[Data to examine Boundary: Start]

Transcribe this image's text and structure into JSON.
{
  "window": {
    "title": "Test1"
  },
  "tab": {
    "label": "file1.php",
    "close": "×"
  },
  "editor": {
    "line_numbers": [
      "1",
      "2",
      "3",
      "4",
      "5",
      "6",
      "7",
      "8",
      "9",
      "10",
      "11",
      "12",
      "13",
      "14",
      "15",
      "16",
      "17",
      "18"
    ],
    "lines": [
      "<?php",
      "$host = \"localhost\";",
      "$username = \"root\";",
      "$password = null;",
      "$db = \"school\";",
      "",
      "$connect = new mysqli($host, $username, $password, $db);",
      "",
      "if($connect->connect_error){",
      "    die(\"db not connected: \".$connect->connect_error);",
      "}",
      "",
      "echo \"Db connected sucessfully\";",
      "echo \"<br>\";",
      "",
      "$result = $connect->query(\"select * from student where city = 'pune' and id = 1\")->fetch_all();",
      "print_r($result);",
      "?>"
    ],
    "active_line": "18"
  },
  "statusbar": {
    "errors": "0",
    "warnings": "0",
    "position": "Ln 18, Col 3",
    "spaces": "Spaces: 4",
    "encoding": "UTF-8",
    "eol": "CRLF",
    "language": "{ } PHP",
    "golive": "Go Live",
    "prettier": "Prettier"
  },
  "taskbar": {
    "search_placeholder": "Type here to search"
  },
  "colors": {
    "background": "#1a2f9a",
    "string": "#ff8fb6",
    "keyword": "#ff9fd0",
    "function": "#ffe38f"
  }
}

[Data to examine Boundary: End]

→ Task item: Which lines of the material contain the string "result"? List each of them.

→ Solved problem:
      "$result = $connect->query(\"select * from student where city = 'pune' and id = 1\")->fetch_all();",
      "print_r($result);",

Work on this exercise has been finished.